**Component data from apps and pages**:
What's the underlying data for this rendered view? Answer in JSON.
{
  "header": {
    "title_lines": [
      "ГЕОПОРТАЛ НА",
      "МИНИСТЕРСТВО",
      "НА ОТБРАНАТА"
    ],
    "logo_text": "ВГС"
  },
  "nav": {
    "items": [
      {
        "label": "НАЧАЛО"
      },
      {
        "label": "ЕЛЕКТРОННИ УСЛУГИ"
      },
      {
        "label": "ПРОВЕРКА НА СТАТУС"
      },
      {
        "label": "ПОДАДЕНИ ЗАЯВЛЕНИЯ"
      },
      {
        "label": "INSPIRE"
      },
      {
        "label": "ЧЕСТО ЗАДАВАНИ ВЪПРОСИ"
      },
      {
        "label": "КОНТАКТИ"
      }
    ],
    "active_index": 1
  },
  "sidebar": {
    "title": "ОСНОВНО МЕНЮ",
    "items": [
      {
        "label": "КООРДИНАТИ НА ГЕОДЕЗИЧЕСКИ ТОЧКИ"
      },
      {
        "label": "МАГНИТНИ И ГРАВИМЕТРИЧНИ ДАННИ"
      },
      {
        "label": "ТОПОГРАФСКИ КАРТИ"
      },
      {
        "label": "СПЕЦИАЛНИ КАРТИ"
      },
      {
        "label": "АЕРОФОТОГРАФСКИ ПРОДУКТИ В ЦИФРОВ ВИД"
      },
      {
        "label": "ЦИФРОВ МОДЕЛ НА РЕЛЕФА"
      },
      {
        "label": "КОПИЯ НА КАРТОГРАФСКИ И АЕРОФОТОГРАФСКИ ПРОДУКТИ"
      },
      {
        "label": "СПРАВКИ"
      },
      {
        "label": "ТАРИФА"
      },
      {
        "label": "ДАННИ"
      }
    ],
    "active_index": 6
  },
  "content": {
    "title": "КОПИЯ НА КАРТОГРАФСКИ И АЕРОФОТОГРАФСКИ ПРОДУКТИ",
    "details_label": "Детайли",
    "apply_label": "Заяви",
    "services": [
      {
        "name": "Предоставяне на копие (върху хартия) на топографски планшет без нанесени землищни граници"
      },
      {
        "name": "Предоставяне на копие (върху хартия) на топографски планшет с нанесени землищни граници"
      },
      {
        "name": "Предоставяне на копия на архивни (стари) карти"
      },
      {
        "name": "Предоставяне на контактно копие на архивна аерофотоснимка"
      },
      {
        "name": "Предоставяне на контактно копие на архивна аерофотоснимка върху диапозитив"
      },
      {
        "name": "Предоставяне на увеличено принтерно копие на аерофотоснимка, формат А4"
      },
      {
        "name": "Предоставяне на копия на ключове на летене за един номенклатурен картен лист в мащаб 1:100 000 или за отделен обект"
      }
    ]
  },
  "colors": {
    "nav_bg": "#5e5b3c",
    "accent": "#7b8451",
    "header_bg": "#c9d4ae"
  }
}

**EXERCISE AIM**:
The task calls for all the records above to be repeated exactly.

**RESPONSE TO THIS TASK**:
What's the underlying data for this rendered view? Answer in JSON.
{
  "header": {
    "title_lines": [
      "ГЕОПОРТАЛ НА",
      "МИНИСТЕРСТВО",
      "НА ОТБРАНАТА"
    ],
    "logo_text": "ВГС"
  },
  "nav": {
    "items": [
      {
        "label": "НАЧАЛО"
      },
      {
        "label": "ЕЛЕКТРОННИ УСЛУГИ"
      },
      {
        "label": "ПРОВЕРКА НА СТАТУС"
      },
      {
        "label": "ПОДАДЕНИ ЗАЯВЛЕНИЯ"
      },
      {
        "label": "INSPIRE"
      },
      {
        "label": "ЧЕСТО ЗАДАВАНИ ВЪПРОСИ"
      },
      {
        "label": "КОНТАКТИ"
      }
    ],
    "active_index": 1
  },
  "sidebar": {
    "title": "ОСНОВНО МЕНЮ",
    "items": [
      {
        "label": "КООРДИНАТИ НА ГЕОДЕЗИЧЕСКИ ТОЧКИ"
      },
      {
        "label": "МАГНИТНИ И ГРАВИМЕТРИЧНИ ДАННИ"
      },
      {
        "label": "ТОПОГРАФСКИ КАРТИ"
      },
      {
        "label": "СПЕЦИАЛНИ КАРТИ"
      },
      {
        "label": "АЕРОФОТОГРАФСКИ ПРОДУКТИ В ЦИФРОВ ВИД"
      },
      {
        "label": "ЦИФРОВ МОДЕЛ НА РЕЛЕФА"
      },
      {
        "label": "КОПИЯ НА КАРТОГРАФСКИ И АЕРОФОТОГРАФСКИ ПРОДУКТИ"
      },
      {
        "label": "СПРАВКИ"
      },
      {
        "label": "ТАРИФА"
      },
      {
        "label": "ДАННИ"
      }
    ],
    "active_index": 6
  },
  "content": {
    "title": "КОПИЯ НА КАРТОГРАФСКИ И АЕРОФОТОГРАФСКИ ПРОДУКТИ",
    "details_label": "Детайли",
    "apply_label": "Заяви",
    "services": [
      {
        "name": "Предоставяне на копие (върху хартия) на топографски планшет без нанесени землищни граници"
      },
      {
        "name": "Предоставяне на копие (върху хартия) на топографски планшет с нанесени землищни граници"
      },
      {
        "name": "Предоставяне на копия на архивни (стари) карти"
      },
      {
        "name": "Предоставяне на контактно копие на архивна аерофотоснимка"
      },
      {
        "name": "Предоставяне на контактно копие на архивна аерофотоснимка върху диапозитив"
      },
      {
        "name": "Предоставяне на увеличено принтерно копие на аерофотоснимка, формат А4"
      },
      {
        "name": "Предоставяне на копия на ключове на летене за един номенклатурен картен лист в мащаб 1:100 000 или за отделен обект"
      }
    ]
  },
  "colors": {
    "nav_bg": "#5e5b3c",
    "accent": "#7b8451",
    "header_bg": "#c9d4ae"
  }
}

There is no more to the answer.